* EXERCISE BRIEF
When you have gone through the entries below, state how many lines include the word "initials" and write nothing else.

Items from an interface collection:
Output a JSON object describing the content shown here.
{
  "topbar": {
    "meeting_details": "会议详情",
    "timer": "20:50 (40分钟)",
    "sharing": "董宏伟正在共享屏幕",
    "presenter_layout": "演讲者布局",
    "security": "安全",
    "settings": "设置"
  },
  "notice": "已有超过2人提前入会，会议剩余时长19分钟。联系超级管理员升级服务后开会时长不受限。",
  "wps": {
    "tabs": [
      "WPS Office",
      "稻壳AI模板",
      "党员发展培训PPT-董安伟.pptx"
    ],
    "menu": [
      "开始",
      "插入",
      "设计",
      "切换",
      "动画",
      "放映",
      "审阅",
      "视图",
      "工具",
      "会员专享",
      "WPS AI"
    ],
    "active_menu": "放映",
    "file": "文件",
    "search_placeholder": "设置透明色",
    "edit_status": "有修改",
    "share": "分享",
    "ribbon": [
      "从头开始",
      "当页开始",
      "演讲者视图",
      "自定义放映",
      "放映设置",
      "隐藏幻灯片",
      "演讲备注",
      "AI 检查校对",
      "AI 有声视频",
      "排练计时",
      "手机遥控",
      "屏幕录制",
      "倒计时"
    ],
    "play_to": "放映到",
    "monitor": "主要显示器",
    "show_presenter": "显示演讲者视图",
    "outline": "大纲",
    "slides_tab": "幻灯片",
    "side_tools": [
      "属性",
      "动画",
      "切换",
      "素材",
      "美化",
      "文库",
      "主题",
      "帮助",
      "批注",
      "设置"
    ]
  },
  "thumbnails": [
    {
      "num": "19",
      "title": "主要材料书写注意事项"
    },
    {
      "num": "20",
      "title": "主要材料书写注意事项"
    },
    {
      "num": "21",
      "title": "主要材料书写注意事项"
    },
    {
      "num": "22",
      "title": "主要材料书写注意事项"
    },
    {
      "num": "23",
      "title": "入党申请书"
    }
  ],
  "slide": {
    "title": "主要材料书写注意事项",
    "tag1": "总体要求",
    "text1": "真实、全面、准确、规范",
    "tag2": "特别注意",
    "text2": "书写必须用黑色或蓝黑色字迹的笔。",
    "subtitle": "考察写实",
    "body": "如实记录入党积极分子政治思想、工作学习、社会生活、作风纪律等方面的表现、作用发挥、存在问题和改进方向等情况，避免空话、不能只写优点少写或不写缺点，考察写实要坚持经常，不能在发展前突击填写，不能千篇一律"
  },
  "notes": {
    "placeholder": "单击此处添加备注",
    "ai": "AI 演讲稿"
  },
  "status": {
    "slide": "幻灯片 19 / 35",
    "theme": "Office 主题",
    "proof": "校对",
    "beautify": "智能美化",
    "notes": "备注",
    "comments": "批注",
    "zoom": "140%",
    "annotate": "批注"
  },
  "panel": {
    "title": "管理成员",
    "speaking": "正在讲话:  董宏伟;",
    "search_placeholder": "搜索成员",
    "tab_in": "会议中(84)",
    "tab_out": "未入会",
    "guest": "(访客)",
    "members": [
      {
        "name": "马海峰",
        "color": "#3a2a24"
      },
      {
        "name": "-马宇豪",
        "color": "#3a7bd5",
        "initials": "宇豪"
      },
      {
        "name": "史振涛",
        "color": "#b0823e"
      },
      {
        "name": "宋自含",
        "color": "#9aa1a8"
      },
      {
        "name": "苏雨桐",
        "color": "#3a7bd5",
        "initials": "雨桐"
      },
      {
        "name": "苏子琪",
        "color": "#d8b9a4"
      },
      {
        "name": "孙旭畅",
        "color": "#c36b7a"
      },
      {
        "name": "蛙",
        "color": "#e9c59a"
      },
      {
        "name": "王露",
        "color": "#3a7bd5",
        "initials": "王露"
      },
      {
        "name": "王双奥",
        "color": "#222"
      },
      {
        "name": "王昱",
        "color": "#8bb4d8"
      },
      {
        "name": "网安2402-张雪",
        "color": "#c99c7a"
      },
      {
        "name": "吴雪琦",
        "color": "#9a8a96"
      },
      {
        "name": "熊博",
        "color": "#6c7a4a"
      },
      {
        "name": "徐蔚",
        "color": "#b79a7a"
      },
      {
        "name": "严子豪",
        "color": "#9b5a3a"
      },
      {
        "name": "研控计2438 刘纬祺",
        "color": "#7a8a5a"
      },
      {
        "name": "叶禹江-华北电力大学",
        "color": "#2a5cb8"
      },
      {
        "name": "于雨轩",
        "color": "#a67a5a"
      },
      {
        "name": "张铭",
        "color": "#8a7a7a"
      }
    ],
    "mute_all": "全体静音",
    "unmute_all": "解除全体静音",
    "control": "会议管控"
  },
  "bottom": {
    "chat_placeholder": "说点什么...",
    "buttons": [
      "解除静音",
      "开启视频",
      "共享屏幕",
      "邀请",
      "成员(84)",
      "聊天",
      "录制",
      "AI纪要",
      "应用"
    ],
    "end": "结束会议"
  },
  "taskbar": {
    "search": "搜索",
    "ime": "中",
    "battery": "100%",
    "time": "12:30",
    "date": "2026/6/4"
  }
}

* SOLUTION FOR THIS EXERCISE
3